The response must consist of each line in the listing that has the word "owners" in it.
========
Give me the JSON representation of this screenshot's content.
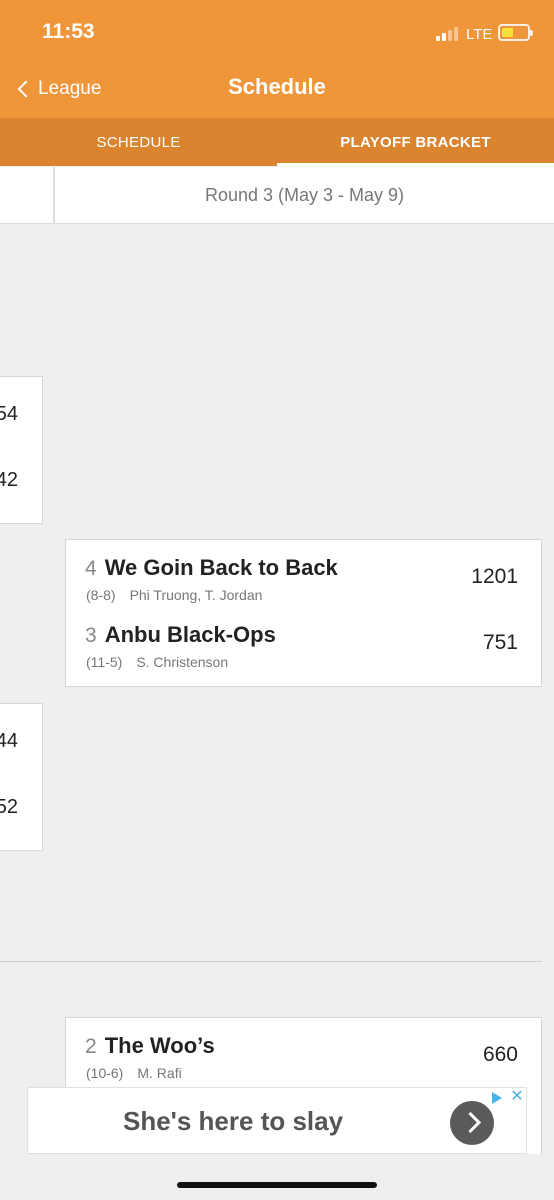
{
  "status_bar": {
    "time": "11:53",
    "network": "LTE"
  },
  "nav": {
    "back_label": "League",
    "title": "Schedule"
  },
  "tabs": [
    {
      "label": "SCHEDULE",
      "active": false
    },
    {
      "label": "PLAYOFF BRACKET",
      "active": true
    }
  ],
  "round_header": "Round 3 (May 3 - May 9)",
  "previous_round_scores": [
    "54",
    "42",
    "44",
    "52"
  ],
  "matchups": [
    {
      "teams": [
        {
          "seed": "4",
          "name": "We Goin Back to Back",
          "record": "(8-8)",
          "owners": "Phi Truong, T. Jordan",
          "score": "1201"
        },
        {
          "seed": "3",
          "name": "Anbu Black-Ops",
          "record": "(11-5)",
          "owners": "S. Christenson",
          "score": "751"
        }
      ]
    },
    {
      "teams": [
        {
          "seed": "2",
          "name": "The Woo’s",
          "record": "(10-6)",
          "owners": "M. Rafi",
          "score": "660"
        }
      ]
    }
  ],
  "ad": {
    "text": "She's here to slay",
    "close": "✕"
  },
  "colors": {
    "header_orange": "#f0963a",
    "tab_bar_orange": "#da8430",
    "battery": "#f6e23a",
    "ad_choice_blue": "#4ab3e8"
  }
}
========
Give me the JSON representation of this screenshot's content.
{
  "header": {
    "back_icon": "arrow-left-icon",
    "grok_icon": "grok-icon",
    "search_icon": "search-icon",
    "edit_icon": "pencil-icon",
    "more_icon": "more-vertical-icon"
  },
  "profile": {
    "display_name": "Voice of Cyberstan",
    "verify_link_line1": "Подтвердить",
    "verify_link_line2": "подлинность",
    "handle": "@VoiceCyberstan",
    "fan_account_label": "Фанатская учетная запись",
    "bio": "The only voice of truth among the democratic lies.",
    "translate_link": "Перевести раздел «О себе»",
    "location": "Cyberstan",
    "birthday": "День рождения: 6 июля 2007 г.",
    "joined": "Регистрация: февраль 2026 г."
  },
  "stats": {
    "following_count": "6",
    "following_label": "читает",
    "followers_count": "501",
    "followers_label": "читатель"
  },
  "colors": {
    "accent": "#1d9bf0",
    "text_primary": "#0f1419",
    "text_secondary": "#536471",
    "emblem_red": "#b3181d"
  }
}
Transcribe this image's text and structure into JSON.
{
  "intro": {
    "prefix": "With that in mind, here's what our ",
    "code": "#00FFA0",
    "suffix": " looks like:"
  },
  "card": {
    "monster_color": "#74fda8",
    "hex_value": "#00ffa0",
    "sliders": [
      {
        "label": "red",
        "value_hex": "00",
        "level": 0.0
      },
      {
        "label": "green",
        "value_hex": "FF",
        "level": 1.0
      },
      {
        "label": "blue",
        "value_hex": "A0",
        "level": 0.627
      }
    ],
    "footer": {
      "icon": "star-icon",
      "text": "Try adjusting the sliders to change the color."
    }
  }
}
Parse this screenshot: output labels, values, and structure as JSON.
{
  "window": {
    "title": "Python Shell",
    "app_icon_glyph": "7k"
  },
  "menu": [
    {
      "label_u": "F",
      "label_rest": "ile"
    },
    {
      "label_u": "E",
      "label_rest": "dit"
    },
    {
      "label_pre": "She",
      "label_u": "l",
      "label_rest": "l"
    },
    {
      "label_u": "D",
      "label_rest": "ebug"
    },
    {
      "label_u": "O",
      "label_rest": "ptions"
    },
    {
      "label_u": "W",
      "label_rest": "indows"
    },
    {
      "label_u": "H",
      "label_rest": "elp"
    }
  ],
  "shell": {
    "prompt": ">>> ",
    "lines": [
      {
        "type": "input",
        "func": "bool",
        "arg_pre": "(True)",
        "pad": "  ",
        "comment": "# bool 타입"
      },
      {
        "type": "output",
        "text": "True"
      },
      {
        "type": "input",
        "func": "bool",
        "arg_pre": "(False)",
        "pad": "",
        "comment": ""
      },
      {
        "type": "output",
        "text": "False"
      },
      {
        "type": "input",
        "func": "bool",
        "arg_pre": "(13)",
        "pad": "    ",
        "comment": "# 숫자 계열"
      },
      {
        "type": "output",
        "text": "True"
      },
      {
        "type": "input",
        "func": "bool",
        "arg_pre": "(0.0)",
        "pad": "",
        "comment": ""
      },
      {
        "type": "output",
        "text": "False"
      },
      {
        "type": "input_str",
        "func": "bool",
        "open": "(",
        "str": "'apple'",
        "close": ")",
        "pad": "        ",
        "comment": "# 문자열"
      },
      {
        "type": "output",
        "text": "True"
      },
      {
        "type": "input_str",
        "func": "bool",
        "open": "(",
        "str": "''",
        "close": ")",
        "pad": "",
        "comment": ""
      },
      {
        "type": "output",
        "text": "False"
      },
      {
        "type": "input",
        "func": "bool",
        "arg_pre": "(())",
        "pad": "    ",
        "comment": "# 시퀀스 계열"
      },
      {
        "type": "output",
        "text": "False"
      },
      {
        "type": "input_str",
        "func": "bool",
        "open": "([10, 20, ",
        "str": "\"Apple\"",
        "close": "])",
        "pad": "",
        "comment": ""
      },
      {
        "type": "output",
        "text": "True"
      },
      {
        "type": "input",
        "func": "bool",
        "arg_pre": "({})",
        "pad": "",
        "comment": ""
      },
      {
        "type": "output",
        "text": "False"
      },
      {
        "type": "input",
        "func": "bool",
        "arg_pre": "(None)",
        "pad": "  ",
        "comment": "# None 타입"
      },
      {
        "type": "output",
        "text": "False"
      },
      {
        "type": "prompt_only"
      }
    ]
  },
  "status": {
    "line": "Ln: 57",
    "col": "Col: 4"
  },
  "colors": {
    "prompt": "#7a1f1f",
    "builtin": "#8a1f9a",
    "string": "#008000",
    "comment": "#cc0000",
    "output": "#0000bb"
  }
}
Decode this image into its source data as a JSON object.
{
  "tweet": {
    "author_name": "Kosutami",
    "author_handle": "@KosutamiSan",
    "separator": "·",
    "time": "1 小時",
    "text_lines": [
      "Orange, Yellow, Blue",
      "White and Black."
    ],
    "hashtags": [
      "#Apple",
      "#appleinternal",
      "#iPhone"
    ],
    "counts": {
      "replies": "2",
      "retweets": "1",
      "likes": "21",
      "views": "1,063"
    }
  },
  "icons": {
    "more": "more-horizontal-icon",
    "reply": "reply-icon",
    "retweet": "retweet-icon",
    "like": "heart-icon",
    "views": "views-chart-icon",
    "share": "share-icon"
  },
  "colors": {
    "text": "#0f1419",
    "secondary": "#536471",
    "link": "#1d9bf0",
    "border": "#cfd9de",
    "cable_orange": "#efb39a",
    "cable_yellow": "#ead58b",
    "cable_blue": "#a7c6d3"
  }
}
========
**Expected answer:**
          "owners": "Phi Truong, T. Jordan",
          "owners": "S. Christenson",
          "owners": "M. Rafi",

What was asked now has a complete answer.